Art: from passion to profession


For the sixth time this week, Ryan Thomas-Palmer steps into the art studio she gave up half her room for. While it had once been U-shaped, last Christmas, Thomas-Palmer and her dad split it down the middle to build an in-house art studio.
Getting proportions to look natural and hair to look frizzy is now part of Thomas-Palmer’s daily routine, but things weren’t always that way.
“I actually refused to draw up until I was four, because I couldn’t color into the lines.”
She may have started her artistic career a little late, but Thomas-Palmer quickly made up for lost time, drawing twice a week until two years ago, when she decided she wanted to pursue art as more than a hobby.
“Last year, I started selling things because I got into an adult art fair.” Thomas-Palmer said “It was like a full day thing. You just sit with your art and people can come and buy it.”
Since then, Thomas-Palmer’s business has only expanded.
“I’m doing the same art fair this year, and in between that time, I’ve gotten a bunch of commissions.”
Among others, Thomas-Palmer has been commissioned to draw her babysitters horse, family portraits as gifts, and even a scrapbook. As she begins to sell more and more of her work, she finds herself transitioning away from drawing people she finds on the internet and towards pictures of family members\; in fact, her favorite piece is of her cousin.
“My sister took the picture,” Thomas-Palmer said. “It’s of my nine-year old second cousin when he had s’mores all over his face, and he was wrinkling his nose.”
Every artist has a different process of finding inspiration; conveniently, Thomas-Palmer’s is hand-held.
“Before I start drawing, I usually look at a bunch of pictures of art on Instagram, so that motivates me to draw better.”
Initially, the pictures make her feel like her drawings were awful in comparison, but by the time she’s finished with her piece, she aims to have made something better than what she used as inspiration. Thomas-Palmer sees herself as driven by competition in other aspects of her life as well.
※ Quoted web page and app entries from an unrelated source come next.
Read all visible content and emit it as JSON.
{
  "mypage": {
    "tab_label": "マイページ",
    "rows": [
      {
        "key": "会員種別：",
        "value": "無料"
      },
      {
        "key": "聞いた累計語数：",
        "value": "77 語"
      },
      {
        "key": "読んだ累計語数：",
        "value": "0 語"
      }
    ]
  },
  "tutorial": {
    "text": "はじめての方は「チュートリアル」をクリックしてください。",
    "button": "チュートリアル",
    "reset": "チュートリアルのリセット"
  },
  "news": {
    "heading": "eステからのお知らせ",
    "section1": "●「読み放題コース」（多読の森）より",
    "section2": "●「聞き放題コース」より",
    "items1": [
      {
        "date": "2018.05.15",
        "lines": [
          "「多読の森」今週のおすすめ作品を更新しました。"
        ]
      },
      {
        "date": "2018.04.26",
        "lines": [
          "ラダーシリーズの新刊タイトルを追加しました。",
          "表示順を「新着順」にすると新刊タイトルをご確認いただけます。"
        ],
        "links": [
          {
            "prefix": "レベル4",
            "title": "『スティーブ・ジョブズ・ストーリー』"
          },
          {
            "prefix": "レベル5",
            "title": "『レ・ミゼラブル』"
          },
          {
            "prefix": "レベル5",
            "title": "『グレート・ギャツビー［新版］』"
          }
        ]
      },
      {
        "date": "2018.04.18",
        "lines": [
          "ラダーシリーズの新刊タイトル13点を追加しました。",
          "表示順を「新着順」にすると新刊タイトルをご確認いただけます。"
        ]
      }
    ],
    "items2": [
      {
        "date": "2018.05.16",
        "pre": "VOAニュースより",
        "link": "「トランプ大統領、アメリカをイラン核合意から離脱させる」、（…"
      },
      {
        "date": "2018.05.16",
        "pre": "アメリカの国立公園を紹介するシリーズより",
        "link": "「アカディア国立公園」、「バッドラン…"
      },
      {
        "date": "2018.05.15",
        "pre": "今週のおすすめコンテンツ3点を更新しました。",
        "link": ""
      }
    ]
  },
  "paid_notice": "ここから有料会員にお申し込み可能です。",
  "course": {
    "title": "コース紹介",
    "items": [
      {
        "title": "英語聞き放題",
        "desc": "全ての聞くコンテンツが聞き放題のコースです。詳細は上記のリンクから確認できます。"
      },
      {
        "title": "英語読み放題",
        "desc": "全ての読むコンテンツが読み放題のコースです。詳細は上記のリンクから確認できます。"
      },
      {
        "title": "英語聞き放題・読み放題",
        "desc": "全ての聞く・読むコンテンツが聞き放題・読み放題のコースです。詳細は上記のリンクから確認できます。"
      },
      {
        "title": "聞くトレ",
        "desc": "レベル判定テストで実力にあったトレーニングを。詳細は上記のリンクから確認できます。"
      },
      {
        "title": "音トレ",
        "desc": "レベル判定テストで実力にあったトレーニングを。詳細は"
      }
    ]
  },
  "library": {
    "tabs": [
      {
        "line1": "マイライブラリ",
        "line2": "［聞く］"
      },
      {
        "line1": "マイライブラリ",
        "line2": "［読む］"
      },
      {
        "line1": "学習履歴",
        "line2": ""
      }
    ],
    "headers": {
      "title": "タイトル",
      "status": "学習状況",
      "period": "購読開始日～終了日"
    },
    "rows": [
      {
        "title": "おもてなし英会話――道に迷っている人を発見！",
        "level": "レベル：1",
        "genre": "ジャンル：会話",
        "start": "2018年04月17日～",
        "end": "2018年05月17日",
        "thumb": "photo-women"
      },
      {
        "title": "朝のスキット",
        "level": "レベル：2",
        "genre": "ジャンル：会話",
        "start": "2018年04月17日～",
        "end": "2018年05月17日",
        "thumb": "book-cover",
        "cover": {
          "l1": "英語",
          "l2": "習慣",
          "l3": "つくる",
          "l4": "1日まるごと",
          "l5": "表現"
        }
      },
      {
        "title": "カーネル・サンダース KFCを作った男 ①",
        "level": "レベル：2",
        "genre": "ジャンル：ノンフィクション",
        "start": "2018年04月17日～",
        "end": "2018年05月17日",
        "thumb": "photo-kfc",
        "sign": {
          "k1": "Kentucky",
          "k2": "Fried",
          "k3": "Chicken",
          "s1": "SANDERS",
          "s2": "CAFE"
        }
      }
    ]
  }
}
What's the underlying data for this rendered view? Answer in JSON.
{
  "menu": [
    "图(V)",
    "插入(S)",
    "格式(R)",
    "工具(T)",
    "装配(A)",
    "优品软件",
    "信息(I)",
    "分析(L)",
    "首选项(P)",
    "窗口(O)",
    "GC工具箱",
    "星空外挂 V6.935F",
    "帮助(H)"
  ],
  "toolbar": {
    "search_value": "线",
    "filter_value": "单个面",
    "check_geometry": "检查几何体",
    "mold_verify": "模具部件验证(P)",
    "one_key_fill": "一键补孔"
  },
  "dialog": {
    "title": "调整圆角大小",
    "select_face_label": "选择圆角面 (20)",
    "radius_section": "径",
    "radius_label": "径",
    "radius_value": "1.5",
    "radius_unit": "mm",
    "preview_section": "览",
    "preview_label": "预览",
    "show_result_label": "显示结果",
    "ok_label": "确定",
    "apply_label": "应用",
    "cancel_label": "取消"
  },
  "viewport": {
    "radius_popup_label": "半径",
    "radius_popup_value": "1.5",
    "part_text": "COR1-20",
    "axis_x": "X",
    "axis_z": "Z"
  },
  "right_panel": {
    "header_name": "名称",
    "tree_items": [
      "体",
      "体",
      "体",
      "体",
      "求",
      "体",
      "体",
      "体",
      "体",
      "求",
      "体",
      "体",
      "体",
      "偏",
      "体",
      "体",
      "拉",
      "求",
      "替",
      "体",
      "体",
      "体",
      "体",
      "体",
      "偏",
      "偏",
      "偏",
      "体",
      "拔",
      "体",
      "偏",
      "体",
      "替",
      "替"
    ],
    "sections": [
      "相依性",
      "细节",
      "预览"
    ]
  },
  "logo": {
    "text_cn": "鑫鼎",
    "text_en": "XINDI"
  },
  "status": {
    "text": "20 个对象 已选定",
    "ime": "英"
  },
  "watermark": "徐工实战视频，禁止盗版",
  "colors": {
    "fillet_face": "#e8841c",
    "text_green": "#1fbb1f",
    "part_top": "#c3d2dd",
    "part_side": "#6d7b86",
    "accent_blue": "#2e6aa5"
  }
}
“I don’t want approval, but I want to make other people proud of what I did”
Artistically inclined friends and an artistic family are important parts of both Thomas-Palmer’s support system and her artistic process. She often does drawings of her dad and sister’s photography, whose tight, detailed portraits allow her to focus on the nuances.
“It’s about how much you can put into one piece of paper, and making it look as real as a picture.”
Thomas-Palmer plans to study art in college and eventually make a living off of her work, but the details are still a little fuzzy.
“I have no idea how I’m going to yet,” Thomas-Palmer said with a laugh.
Her future plans may not be ironed out, but that’s part of the reason she draws in the first place.
“It kind of takes you away from your problems.” Thomas-Palmer said, “You don’t have to think about anything else other than drawing.”